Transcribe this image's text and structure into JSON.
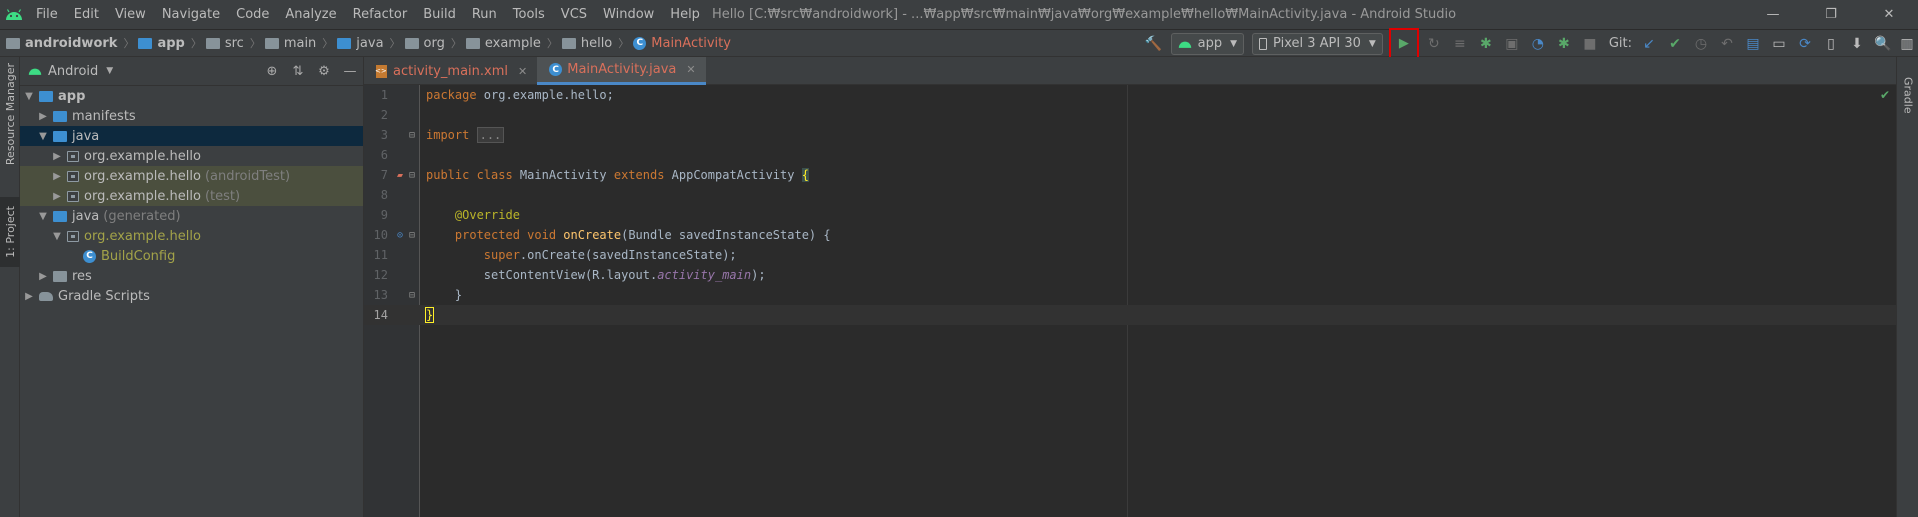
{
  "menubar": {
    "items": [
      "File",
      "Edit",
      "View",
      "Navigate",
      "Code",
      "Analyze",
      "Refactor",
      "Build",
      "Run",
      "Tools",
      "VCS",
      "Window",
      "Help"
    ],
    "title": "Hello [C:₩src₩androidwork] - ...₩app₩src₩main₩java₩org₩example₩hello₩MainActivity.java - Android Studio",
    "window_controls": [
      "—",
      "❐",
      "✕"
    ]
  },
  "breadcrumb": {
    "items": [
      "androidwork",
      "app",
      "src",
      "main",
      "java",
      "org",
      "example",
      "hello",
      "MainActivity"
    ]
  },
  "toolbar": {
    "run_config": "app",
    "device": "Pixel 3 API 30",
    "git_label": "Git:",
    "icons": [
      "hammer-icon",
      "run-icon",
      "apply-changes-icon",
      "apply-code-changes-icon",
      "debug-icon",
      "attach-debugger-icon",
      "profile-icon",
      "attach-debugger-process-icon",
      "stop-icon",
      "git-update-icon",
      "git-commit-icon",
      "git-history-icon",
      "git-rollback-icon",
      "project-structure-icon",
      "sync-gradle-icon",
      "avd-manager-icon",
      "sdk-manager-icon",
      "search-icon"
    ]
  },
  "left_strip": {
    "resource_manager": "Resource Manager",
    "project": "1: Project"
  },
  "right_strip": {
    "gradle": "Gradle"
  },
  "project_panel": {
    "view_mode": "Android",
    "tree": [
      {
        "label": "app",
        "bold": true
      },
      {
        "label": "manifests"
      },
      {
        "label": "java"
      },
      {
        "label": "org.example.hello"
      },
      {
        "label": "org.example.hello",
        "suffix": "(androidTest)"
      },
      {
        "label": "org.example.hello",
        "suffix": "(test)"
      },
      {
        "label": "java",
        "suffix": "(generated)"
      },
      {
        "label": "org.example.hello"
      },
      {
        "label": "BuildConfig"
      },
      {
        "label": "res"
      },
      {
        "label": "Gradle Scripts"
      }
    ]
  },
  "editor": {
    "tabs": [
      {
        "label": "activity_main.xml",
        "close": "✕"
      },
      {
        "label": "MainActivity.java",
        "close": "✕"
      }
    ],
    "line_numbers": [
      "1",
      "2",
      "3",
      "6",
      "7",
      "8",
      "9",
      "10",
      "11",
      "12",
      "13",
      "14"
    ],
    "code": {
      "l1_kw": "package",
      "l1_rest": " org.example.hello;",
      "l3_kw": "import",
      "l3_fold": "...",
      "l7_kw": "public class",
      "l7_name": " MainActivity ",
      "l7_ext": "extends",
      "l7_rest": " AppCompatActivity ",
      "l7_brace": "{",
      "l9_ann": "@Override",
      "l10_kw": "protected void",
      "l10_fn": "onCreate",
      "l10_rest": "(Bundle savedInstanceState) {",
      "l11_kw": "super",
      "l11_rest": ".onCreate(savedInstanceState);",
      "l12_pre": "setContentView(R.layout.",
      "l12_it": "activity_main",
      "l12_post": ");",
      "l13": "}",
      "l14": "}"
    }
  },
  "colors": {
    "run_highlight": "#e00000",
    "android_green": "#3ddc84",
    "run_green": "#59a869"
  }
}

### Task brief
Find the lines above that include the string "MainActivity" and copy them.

### Answer for the task
    "title": "Hello [C:₩src₩androidwork] - ...₩app₩src₩main₩java₩org₩example₩hello₩MainActivity.java - Android Studio",
      "MainActivity"
        "label": "MainActivity.java",
      "l7_name": " MainActivity ",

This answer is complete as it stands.